Not only did the Trump policy of pressure fail to force Tehran into a renegotiation of the nuclear deal, not only did repeatedly threatening, insulting, and humiliating the rightfully proud Iranian people fail to catalyze protests aimed at regime change, but Iran’s resistance and fortitude in the face of this increased pressure only served to demonstrate the depth and breadth of Iran’s strategic dominance in the heart of the Islamic world. Iran had warned that if it was prevented from selling its oil, then it would have no interest in maintaining the security of oil shipping lanes in the Persian Gulf and the Gulf of Oman.
On May 12, 2019, four oil tankers were damaged near the Fujairah port of the UAE. On June 13, 2019, two oil tankers were attacked in the Gulf of Oman, one Norwegian and the other Japanese – while Shinzo Abe was undertaking the first visit of a Japanese Prime Minister to Iran for decades. It was a special mission to deliver a message from Trump to the Supreme Leader of Iran, to negotiate – or else. Ayatollah Khamenei rejected this ultimatum in the strongest terms imaginable. In response to the British seizure of the Iranian oil tanker “Grace” (subsequently renamed Adriyan Darya) off of Gibraltar on July 4, 2019, in support of the American embargo policy, the Iranian IRGC Navy retaliated against two British tankers in the Persian Gulf on July 19, 2019.
One of these tankers, the Stena Impero, was intercepted, forced to redirect its course, and then boarded by Iranian commandos in direct defiance of a British Royal Navy vessel that ordered the IRGC-armed speed boats intercepting the Stena to stand down. Despite the British Naval vessel’s warnings, the Iranians continued to radio to the Stena tanker: “Alter your course immediately… If you obey, you will be safe. If you obey, you will be safe.” The Iranian commandos, who repelled from a helicopter onto the deck, took control of the British tanker and sailed the Stena into an Iranian port on the Strait of Hormuz – or the Strait of Ahura Mazda (Middle Persian Ohrmazd or Hormuz).
The will to ensure that the Persian Gulf does not become “Arabian” is based on more than just patriotic sentimentality, let alone nationalistic chauvinism.
Within two months of this incident, Donald Trump fired John Bolton as his National Security Advisor and reiterated that he is “not looking for regime change” and that Iran “has a chance to be a great country even with the same leadership.” At the time of writing, Trump is considering extending a $15 billion credit line to Iran on the hope that Iranian President Rouhani might meet with him at the UN later this month.

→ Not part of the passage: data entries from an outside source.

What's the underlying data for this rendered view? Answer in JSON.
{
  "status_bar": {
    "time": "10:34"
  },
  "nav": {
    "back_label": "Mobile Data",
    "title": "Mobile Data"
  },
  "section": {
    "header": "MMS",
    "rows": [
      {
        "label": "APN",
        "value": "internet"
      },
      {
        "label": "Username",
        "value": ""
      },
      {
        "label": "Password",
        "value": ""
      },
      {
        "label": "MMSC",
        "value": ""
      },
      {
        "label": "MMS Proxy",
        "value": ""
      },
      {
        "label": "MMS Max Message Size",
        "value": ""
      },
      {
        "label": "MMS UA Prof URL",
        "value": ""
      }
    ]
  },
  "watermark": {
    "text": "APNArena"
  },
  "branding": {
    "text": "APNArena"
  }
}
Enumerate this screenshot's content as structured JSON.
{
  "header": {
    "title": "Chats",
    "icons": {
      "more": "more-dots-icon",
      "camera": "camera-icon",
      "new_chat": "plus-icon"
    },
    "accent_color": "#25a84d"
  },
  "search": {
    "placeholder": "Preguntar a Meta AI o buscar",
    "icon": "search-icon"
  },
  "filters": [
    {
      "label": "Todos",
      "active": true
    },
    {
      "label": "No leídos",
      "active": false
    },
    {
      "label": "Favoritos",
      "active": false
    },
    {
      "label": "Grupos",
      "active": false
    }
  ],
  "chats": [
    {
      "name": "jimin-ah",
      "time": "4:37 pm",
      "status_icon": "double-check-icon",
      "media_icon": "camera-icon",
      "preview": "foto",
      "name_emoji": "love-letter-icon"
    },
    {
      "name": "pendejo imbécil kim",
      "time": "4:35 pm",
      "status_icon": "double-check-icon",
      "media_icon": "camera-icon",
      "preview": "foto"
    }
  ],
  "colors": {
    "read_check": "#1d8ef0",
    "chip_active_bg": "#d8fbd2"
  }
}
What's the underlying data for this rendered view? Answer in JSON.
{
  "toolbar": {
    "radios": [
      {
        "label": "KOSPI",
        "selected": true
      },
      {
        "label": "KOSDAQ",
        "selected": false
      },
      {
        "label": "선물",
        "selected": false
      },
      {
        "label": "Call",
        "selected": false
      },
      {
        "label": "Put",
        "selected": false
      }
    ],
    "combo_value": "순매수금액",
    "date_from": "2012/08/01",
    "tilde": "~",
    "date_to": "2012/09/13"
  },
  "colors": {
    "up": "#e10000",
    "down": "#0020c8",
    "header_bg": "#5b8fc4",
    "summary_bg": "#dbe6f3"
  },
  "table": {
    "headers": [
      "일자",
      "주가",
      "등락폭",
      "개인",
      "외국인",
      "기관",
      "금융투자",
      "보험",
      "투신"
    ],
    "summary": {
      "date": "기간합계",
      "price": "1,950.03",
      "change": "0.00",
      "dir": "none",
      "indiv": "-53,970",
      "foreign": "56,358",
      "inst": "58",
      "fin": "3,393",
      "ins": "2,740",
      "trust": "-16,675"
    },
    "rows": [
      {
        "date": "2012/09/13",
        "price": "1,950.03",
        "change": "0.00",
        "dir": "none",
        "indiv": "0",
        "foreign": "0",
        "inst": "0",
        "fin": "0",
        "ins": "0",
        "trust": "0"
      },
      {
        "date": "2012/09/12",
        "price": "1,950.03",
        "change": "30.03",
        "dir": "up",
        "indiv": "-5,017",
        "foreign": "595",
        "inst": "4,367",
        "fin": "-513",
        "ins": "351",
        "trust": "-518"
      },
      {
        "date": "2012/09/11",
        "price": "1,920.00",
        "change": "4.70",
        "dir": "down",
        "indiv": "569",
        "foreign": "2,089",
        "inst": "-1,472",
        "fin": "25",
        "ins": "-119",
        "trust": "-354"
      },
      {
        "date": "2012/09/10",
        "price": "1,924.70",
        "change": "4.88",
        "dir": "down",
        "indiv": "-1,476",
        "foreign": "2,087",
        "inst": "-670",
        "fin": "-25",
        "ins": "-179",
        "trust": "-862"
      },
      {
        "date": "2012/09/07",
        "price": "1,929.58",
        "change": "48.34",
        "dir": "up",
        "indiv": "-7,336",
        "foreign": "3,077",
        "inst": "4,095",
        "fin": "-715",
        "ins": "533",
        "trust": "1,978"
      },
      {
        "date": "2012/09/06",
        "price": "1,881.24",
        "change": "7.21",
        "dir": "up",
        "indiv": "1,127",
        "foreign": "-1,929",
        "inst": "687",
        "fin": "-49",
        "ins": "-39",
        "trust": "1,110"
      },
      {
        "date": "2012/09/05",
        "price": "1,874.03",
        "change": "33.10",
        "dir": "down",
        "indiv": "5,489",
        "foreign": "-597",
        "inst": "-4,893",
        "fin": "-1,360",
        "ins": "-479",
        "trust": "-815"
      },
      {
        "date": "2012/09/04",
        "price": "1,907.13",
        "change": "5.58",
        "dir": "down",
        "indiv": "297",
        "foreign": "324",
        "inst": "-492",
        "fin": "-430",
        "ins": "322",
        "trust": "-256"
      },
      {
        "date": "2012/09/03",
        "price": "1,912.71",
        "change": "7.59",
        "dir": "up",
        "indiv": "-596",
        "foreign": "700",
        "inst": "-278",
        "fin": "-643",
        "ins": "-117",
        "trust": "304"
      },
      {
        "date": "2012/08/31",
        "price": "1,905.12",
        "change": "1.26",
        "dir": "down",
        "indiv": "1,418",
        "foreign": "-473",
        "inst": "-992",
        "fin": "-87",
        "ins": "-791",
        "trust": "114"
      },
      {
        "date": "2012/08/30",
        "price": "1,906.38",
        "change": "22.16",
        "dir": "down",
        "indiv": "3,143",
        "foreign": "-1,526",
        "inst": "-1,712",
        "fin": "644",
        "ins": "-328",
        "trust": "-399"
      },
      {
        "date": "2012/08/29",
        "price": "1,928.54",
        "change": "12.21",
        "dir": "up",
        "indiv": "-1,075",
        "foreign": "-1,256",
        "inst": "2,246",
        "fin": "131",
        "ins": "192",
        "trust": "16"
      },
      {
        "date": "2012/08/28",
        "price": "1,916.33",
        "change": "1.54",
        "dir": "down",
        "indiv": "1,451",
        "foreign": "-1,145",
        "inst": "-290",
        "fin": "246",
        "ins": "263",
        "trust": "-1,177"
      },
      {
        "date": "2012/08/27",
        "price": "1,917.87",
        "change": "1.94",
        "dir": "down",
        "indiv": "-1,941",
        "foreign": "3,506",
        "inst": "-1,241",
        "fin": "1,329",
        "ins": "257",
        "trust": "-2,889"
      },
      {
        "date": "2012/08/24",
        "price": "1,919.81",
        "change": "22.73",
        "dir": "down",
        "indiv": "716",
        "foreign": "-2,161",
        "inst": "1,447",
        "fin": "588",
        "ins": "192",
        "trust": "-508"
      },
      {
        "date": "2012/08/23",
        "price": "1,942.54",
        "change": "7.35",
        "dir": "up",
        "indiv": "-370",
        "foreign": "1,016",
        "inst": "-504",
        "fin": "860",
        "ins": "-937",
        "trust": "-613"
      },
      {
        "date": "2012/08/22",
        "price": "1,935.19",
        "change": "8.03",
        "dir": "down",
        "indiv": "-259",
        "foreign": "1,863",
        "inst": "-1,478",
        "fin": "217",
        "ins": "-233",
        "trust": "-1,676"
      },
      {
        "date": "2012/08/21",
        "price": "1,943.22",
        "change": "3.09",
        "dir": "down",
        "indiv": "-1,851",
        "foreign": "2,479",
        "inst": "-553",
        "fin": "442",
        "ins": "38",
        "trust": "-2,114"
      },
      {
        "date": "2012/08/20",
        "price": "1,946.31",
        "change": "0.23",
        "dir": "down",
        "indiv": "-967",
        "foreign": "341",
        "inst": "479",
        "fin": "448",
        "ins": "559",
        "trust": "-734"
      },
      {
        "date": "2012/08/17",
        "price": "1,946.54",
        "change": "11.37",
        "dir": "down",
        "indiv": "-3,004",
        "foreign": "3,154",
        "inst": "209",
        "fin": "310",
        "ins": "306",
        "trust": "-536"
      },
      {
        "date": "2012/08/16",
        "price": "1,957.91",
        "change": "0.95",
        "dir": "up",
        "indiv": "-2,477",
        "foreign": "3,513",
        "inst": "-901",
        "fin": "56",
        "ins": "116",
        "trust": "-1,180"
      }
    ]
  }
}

Meanwhile, the petroleum processing plants and oil fields of Saudi Arabia burn. Trump has also stated that he is in no rush to launch a retaliatory strike against Iran.